··· Records to use ···

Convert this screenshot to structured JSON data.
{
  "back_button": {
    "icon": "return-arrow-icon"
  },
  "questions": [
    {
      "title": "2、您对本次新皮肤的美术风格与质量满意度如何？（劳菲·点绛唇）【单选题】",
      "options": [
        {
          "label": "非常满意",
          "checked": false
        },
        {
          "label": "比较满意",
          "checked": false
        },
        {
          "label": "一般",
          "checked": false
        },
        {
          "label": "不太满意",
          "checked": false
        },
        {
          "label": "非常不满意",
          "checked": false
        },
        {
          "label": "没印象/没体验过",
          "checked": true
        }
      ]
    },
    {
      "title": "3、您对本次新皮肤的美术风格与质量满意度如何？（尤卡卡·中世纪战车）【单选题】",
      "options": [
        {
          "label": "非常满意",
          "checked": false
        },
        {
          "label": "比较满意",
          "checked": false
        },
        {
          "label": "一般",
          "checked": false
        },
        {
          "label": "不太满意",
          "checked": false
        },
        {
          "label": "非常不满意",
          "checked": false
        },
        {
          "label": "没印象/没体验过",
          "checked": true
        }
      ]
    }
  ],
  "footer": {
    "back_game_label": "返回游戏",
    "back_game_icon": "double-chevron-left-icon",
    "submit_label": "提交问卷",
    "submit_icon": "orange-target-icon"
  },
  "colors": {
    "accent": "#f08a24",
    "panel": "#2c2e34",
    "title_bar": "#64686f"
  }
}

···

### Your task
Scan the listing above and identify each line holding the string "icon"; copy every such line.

### Finished exercise
    "icon": "return-arrow-icon"
    "back_game_icon": "double-chevron-left-icon",
    "submit_icon": "orange-target-icon"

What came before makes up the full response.